*ACTIVITY*:
What lines of the material hold the string "icon"? Pull each of them out.

*DATASET RECORDS*:
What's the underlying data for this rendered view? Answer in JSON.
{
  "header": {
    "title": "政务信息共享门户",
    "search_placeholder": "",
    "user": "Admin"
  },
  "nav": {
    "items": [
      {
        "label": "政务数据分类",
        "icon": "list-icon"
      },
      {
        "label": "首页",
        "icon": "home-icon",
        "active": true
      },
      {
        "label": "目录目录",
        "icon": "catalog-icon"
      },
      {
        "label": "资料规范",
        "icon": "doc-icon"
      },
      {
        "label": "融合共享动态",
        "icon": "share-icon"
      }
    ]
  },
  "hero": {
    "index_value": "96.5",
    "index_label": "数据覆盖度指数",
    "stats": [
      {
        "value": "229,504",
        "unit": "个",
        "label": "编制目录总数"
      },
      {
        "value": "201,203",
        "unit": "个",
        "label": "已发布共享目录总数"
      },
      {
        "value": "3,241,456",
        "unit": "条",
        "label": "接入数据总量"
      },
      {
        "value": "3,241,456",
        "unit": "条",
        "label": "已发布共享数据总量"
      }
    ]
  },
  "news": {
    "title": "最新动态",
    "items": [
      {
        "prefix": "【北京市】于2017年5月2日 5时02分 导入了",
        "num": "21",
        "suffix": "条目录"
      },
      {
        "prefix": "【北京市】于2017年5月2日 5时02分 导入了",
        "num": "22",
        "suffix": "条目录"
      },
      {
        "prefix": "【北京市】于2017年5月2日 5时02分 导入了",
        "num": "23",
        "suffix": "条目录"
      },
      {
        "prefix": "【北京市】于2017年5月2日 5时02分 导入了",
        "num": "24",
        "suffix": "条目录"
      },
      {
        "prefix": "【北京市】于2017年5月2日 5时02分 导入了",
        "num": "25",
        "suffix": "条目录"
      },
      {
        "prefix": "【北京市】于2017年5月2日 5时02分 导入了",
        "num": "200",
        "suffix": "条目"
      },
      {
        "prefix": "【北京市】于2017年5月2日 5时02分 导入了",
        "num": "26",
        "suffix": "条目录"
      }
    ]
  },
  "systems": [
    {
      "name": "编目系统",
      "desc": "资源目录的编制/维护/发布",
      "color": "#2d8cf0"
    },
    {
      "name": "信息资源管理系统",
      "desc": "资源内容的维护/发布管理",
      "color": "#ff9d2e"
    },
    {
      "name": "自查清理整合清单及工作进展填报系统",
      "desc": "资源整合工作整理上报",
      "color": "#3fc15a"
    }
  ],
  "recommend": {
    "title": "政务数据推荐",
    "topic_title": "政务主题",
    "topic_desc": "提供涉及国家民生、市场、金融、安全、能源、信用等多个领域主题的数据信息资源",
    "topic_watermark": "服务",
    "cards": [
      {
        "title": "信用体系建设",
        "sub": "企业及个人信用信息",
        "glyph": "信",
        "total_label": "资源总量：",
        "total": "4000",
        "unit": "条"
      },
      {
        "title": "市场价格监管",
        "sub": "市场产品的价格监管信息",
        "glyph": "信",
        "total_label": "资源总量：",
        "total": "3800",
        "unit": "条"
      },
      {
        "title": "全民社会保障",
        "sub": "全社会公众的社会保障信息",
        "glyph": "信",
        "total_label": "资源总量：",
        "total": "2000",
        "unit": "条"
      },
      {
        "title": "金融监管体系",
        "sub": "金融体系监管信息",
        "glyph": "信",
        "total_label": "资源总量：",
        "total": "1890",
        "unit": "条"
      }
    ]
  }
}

*EXERCISE SOLUTION*:
        "icon": "list-icon"
        "icon": "home-icon",
        "icon": "catalog-icon"
        "icon": "doc-icon"
        "icon": "share-icon"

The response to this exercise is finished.